In March 2011, Catalyst launched Hunchback at the Citadel Theatre, created by Christenson and Gerecke, and directed by Christenson, with Ron Pederson as Quasimodo. It extrapolates scenes and characters from Victor Hugo's novel to explore "love gone horribly wrong" through Gerecke's imaginative costumes and lighting, and Christenson's rhythmic text and pop music.
In 2013, Christenson and Gerecke premiered The Soul Collector, a dark mythic tale of despair, set in a frigid Alberta town named Cold Comfort. A young woman named "Memory" is found comatose in the snow after a car crash by a young man named Gideon Glum, and she imagines the complex history of love and loss which informs his death. The production is again notable for its stark set of twisted, leafless trees by Gerecke, and program music and lyric text by Christenson.
Christenson's Vigilante (McLab Theatre in the Citadel, March 2015) is based on the legend of the infamous Donnelly family and their murder in the southern Ontario community of Biddulph which perpetuated the Catholic-Protestant feuds they believed they had left behind in Ireland. As ghosts which are compelled to revisit their massacre in 1880, the mother, father and six sons bring the violence of their final days into the present. Narda McCarroll designed the punk costumes, and the choreography was by Laura Krewski. The story of the "Black Donnellys" was first dramatized by James Reaney in the 1970s as a trilogy entitled The Donnellys. It recasts a sensational horror story as a community tragedy to show that the present is not wholly determined by patterns established in the past.
In 2016, Catalyst premiered Fortune Falls by Jonathan Christenson and Beth Graham at Alberta Theatre Projects; it performs the consequences for a small town when the only business, a candy factory, shuts down.
The Invisible - Agents of Ungentlemanly Warfare, a "spy noir musical," opened at the Vertigo Theatre in May 2019, portraying the dangerous sabotage efforts against the Nazis in France by seven female secret service agents from the British Special Operations Executives (SOE). The odds against their survival are not good. Although The Invisible celebrates their courage, it is yet another story of female selflessness and sacrifice. Jonathan Christenson was playwright, composer and director: Brette Gerecke was the designer.
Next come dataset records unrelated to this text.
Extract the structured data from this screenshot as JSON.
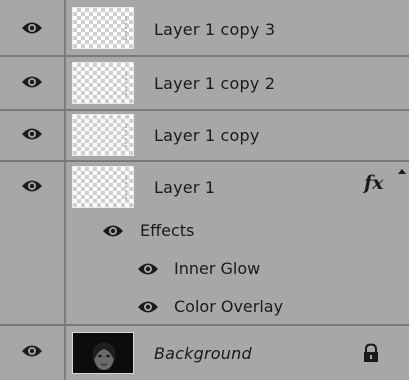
{
  "layers": [
    {
      "name": "Layer 1 copy 3"
    },
    {
      "name": "Layer 1 copy 2"
    },
    {
      "name": "Layer 1 copy"
    },
    {
      "name": "Layer 1",
      "badge": "fx"
    }
  ],
  "effects": {
    "label": "Effects",
    "items": [
      "Inner Glow",
      "Color Overlay"
    ]
  },
  "background": {
    "name": "Background",
    "locked": true
  },
  "icons": {
    "visibility": "eye-icon",
    "lock": "lock-icon",
    "effects_badge": "fx-icon"
  }
}
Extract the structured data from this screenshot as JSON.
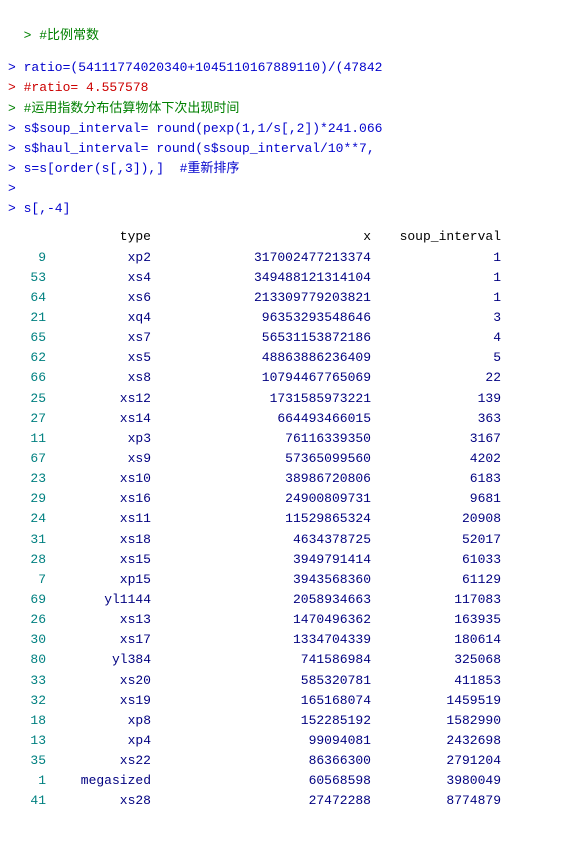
{
  "console": {
    "lines": [
      {
        "type": "comment",
        "text": "> #比例常数"
      },
      {
        "type": "code",
        "text": "> ratio=(54111774020340+1045110167889110)/(47842"
      },
      {
        "type": "output",
        "text": "> #ratio= 4.557578"
      },
      {
        "type": "comment",
        "text": "> #运用指数分布估算物体下次出现时间"
      },
      {
        "type": "code",
        "text": "> s$soup_interval= round(pexp(1,1/s[,2])*241.066"
      },
      {
        "type": "code",
        "text": "> s$haul_interval= round(s$soup_interval/10**7,"
      },
      {
        "type": "code",
        "text": "> s=s[order(s[,3]),]  #重新排序"
      },
      {
        "type": "blank",
        "text": ">"
      },
      {
        "type": "code",
        "text": "> s[,-4]"
      }
    ]
  },
  "table": {
    "headers": {
      "index": "",
      "type": "type",
      "x": "x",
      "soup_interval": "soup_interval"
    },
    "rows": [
      {
        "index": "9",
        "type": "xp2",
        "x": "317002477213374",
        "si": "1"
      },
      {
        "index": "53",
        "type": "xs4",
        "x": "349488121314104",
        "si": "1"
      },
      {
        "index": "64",
        "type": "xs6",
        "x": "213309779203821",
        "si": "1"
      },
      {
        "index": "21",
        "type": "xq4",
        "x": "96353293548646",
        "si": "3"
      },
      {
        "index": "65",
        "type": "xs7",
        "x": "56531153872186",
        "si": "4"
      },
      {
        "index": "62",
        "type": "xs5",
        "x": "48863886236409",
        "si": "5"
      },
      {
        "index": "66",
        "type": "xs8",
        "x": "10794467765069",
        "si": "22"
      },
      {
        "index": "25",
        "type": "xs12",
        "x": "1731585973221",
        "si": "139"
      },
      {
        "index": "27",
        "type": "xs14",
        "x": "664493466015",
        "si": "363"
      },
      {
        "index": "11",
        "type": "xp3",
        "x": "76116339350",
        "si": "3167"
      },
      {
        "index": "67",
        "type": "xs9",
        "x": "57365099560",
        "si": "4202"
      },
      {
        "index": "23",
        "type": "xs10",
        "x": "38986720806",
        "si": "6183"
      },
      {
        "index": "29",
        "type": "xs16",
        "x": "24900809731",
        "si": "9681"
      },
      {
        "index": "24",
        "type": "xs11",
        "x": "11529865324",
        "si": "20908"
      },
      {
        "index": "31",
        "type": "xs18",
        "x": "4634378725",
        "si": "52017"
      },
      {
        "index": "28",
        "type": "xs15",
        "x": "3949791414",
        "si": "61033"
      },
      {
        "index": "7",
        "type": "xp15",
        "x": "3943568360",
        "si": "61129"
      },
      {
        "index": "69",
        "type": "yl1144",
        "x": "2058934663",
        "si": "117083"
      },
      {
        "index": "26",
        "type": "xs13",
        "x": "1470496362",
        "si": "163935"
      },
      {
        "index": "30",
        "type": "xs17",
        "x": "1334704339",
        "si": "180614"
      },
      {
        "index": "80",
        "type": "yl384",
        "x": "741586984",
        "si": "325068"
      },
      {
        "index": "33",
        "type": "xs20",
        "x": "585320781",
        "si": "411853"
      },
      {
        "index": "32",
        "type": "xs19",
        "x": "165168074",
        "si": "1459519"
      },
      {
        "index": "18",
        "type": "xp8",
        "x": "152285192",
        "si": "1582990"
      },
      {
        "index": "13",
        "type": "xp4",
        "x": "99094081",
        "si": "2432698"
      },
      {
        "index": "35",
        "type": "xs22",
        "x": "86366300",
        "si": "2791204"
      },
      {
        "index": "1",
        "type": "megasized",
        "x": "60568598",
        "si": "3980049"
      },
      {
        "index": "41",
        "type": "xs28",
        "x": "27472288",
        "si": "8774879"
      }
    ]
  }
}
Catalyst launched a "creator in residence" program in 2013, affording mentorship and rehearsal space for a three-month period. It has teamed up with Surreal SoReal Theatre and Jon Lachlan Stewart to develop The Genius Code.
From 1996 to 2015, Catalyst was resident in a converted CN warehouse in Edmonton's Old Strathcona district. The company undertook extensive renovations to the space to create a 138 seat black box theatre that also provided rehearsal and performance space for outside user groups between 25 and 34 weeks of the year, under the name C103. In 2014, Catalyst relocated to the Maclab Theatre in the Citadel Theatre complex in downtown Edmonton, becoming in effect a resident company.
The Artistic Director of Catalyst Theatre is Jonathan Christenson.
Profile by Anne Nothof, Athabasca University
Last updated 2020-02-21